The new Lion King trailer looks bloody amazing


The new trailer for Jon Favreau’s The Lion King has arrived and, boy, it looks visually flawless. In fact, I’m no longer convinced this a CG animated film—it’s live-action. They somehow found a jungle full of first-time acting animals, offered them a good salary, and shot this film on location.

Just look at this beast:

Once you’ve wiped your eyes, consider what your ears just experienced too. Yes, that reprised score still delivers chills, but it’s also great to hear Chiwetel Ejiofor as Scar, going full thespian as Jeremy Irons did in the original.

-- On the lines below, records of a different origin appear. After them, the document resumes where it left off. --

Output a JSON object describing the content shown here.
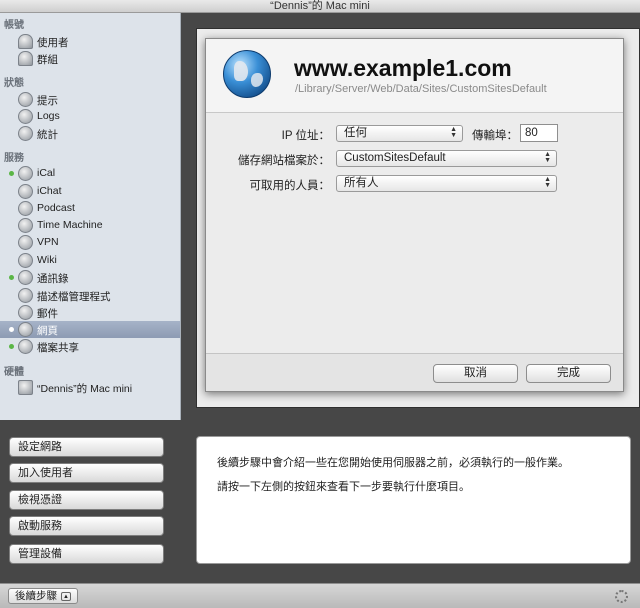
{
  "window": {
    "title": "“Dennis”的 Mac mini"
  },
  "sidebar": {
    "sections": [
      {
        "title": "帳號",
        "items": [
          {
            "label": "使用者",
            "icon": "user-icon",
            "running": false,
            "selected": false
          },
          {
            "label": "群組",
            "icon": "group-icon",
            "running": false,
            "selected": false
          }
        ]
      },
      {
        "title": "狀態",
        "items": [
          {
            "label": "提示",
            "icon": "alert-icon",
            "running": false,
            "selected": false
          },
          {
            "label": "Logs",
            "icon": "logs-icon",
            "running": false,
            "selected": false
          },
          {
            "label": "統計",
            "icon": "stats-icon",
            "running": false,
            "selected": false
          }
        ]
      },
      {
        "title": "服務",
        "items": [
          {
            "label": "iCal",
            "icon": "ical-icon",
            "running": true,
            "selected": false
          },
          {
            "label": "iChat",
            "icon": "ichat-icon",
            "running": false,
            "selected": false
          },
          {
            "label": "Podcast",
            "icon": "podcast-icon",
            "running": false,
            "selected": false
          },
          {
            "label": "Time Machine",
            "icon": "time-machine-icon",
            "running": false,
            "selected": false
          },
          {
            "label": "VPN",
            "icon": "vpn-icon",
            "running": false,
            "selected": false
          },
          {
            "label": "Wiki",
            "icon": "wiki-icon",
            "running": false,
            "selected": false
          },
          {
            "label": "通訊錄",
            "icon": "address-book-icon",
            "running": true,
            "selected": false
          },
          {
            "label": "描述檔管理程式",
            "icon": "profile-manager-icon",
            "running": false,
            "selected": false
          },
          {
            "label": "郵件",
            "icon": "mail-icon",
            "running": false,
            "selected": false
          },
          {
            "label": "網頁",
            "icon": "web-icon",
            "running": true,
            "selected": true
          },
          {
            "label": "檔案共享",
            "icon": "file-sharing-icon",
            "running": true,
            "selected": false
          }
        ]
      },
      {
        "title": "硬體",
        "items": [
          {
            "label": "“Dennis”的 Mac mini",
            "icon": "mac-mini-icon",
            "running": false,
            "selected": false
          }
        ]
      }
    ]
  },
  "sheet": {
    "site_title": "www.example1.com",
    "site_path": "/Library/Server/Web/Data/Sites/CustomSitesDefault",
    "ip_label": "IP 位址：",
    "ip_value": "任何",
    "port_label": "傳輸埠：",
    "port_value": "80",
    "store_label": "儲存網站檔案於：",
    "store_value": "CustomSitesDefault",
    "access_label": "可取用的人員：",
    "access_value": "所有人",
    "cancel_label": "取消",
    "done_label": "完成"
  },
  "tasks": [
    {
      "label": "設定網路"
    },
    {
      "label": "加入使用者"
    },
    {
      "label": "檢視憑證"
    },
    {
      "label": "啟動服務"
    },
    {
      "label": "管理設備"
    }
  ],
  "info": {
    "line1": "後續步驟中會介紹一些在您開始使用伺服器之前，必須執行的一般作業。",
    "line2": "請按一下左側的按鈕來查看下一步要執行什麼項目。"
  },
  "bottom": {
    "next_steps_label": "後續步驟"
  }
}
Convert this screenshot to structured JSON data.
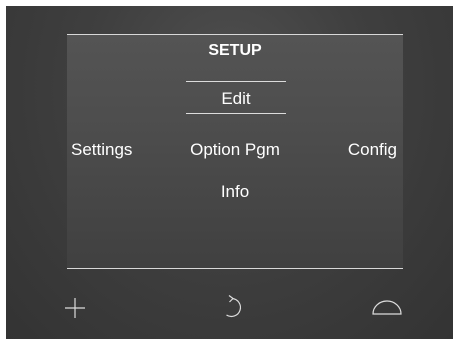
{
  "menu": {
    "title": "SETUP",
    "selected": "Edit",
    "items": {
      "settings": "Settings",
      "option_pgm": "Option Pgm",
      "config": "Config",
      "info": "Info"
    }
  },
  "softkeys": {
    "left_icon": "plus-icon",
    "center_icon": "rotate-back-icon",
    "right_icon": "dome-icon"
  },
  "colors": {
    "panel": "#3f3f3f",
    "screen": "#4d4d4d",
    "text": "#ffffff",
    "divider": "#d8d8d8"
  }
}
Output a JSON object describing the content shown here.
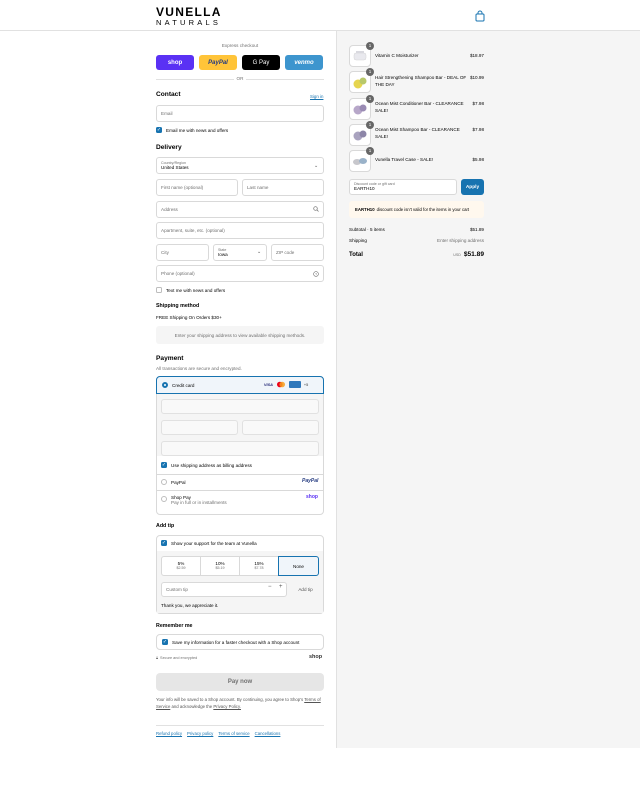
{
  "brand": {
    "name": "VUNELLA",
    "subname": "NATURALS"
  },
  "express": {
    "title": "Express checkout",
    "buttons": [
      {
        "label": "shop",
        "bg": "#5a31f4",
        "fg": "#ffffff"
      },
      {
        "label": "PayPal",
        "bg": "#ffc439",
        "fg": "#253b80"
      },
      {
        "label": "G Pay",
        "bg": "#000000",
        "fg": "#ffffff"
      },
      {
        "label": "venmo",
        "bg": "#3d95ce",
        "fg": "#ffffff"
      }
    ],
    "or": "OR"
  },
  "contact": {
    "title": "Contact",
    "signin": "Sign in",
    "email_placeholder": "Email",
    "email_news": "Email me with news and offers"
  },
  "delivery": {
    "title": "Delivery",
    "country_label": "Country/Region",
    "country_value": "United States",
    "first_name": "First name (optional)",
    "last_name": "Last name",
    "address": "Address",
    "apartment": "Apartment, suite, etc. (optional)",
    "city": "City",
    "state_label": "State",
    "state_value": "Iowa",
    "zip": "ZIP code",
    "phone": "Phone (optional)",
    "text_news": "Text me with news and offers"
  },
  "shipping": {
    "title": "Shipping method",
    "free_note": "FREE Shipping On Orders $30+",
    "placeholder": "Enter your shipping address to view available shipping methods."
  },
  "payment": {
    "title": "Payment",
    "subtitle": "All transactions are secure and encrypted.",
    "credit_card": "Credit card",
    "more_cards": "+5",
    "billing_same": "Use shipping address as billing address",
    "paypal": "PayPal",
    "shop_pay": "Shop Pay",
    "shop_pay_sub": "Pay in full or in installments"
  },
  "tip": {
    "title": "Add tip",
    "support": "Show your support for the team at Vunella",
    "options": [
      {
        "pct": "5%",
        "amt": "$2.59"
      },
      {
        "pct": "10%",
        "amt": "$5.19"
      },
      {
        "pct": "15%",
        "amt": "$7.78"
      },
      {
        "pct": "None",
        "amt": ""
      }
    ],
    "custom_placeholder": "Custom tip",
    "add_label": "Add tip",
    "thanks": "Thank you, we appreciate it."
  },
  "remember": {
    "title": "Remember me",
    "save_info": "Save my information for a faster checkout with a Shop account",
    "secure": "Secure and encrypted",
    "shop_logo": "shop"
  },
  "pay_now": "Pay now",
  "legal": {
    "line1": "Your info will be saved to a Shop account. By continuing, you agree to Shop's",
    "tos": "Terms of Service",
    "mid": "and acknowledge the",
    "privacy": "Privacy Policy."
  },
  "footer": [
    "Refund policy",
    "Privacy policy",
    "Terms of service",
    "Cancellations"
  ],
  "cart": {
    "items": [
      {
        "qty": "1",
        "name": "Vitamin C Moisturizer",
        "price": "$18.97"
      },
      {
        "qty": "1",
        "name": "Hair Strengthening Shampoo Bar - DEAL OF THE DAY",
        "price": "$10.99"
      },
      {
        "qty": "1",
        "name": "Ocean Mist Conditioner Bar - CLEARANCE SALE!",
        "price": "$7.98"
      },
      {
        "qty": "1",
        "name": "Ocean Mist Shampoo Bar - CLEARANCE SALE!",
        "price": "$7.98"
      },
      {
        "qty": "1",
        "name": "Vunella Travel Case - SALE!",
        "price": "$5.98"
      }
    ],
    "discount_label": "Discount code or gift card",
    "discount_value": "EARTH10",
    "apply": "Apply",
    "error_code": "EARTH10",
    "error_text": "discount code isn't valid for the items in your cart",
    "subtotal_label": "Subtotal · 5 items",
    "subtotal_value": "$51.89",
    "shipping_label": "Shipping",
    "shipping_value": "Enter shipping address",
    "total_label": "Total",
    "currency": "USD",
    "total_value": "$51.89"
  },
  "colors": {
    "accent": "#1773b0",
    "apply_bg": "#1773b0",
    "error_bg": "#fff8ee",
    "panel_bg": "#f5f5f5"
  }
}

And then there’s James Earl Jones, doing pretty much the exact same bass-baritone job as he did in the first film. Why mess with perfection, right?

We also see the scene at the elephant graveyard, which looks just like the first film. There’s also the stampede sequence—straight from the first film. And then there’s the timelapse montage ripped right out of the storyboards of the first film…

To be honest, I’m really not big on all this repeated material, and that bums me out a little. I’d be more on board if they also showed some tweaks and diversions from the story we already know, similar to what they did with the last Aladdin trailer. But I’m not seeing any of that here.

“Why change something that’s literally perfect!?!?” Because then you set yourself up to match perfection, but never succeed it. By shifting the path, you allow for two films that are great for their own separate reasons, rathern than one that eclipses the other. Faverau pulled this off before with 2016’s The Jungle Book, which strayed far enough from the 1967 version to where both can be enjoyed for very different reasons.

As our old mate Rafiki wisely said: “Change is good.” Hopefully, we’ll get more of that in the finished product.

There is one subtle, but significant, change I spied in this trailer. Rather than teaching Simba that whatever they do is all good because their bodies become grass for antelope or whatever, Mufasa emphasises how the act of giving defines a good king—not the act of taking. Seems like a moral you’d think was in the original, but actually kinda wasn’t.

Here’s hoping this points to a new Circle of Life, instead of just a flat circle.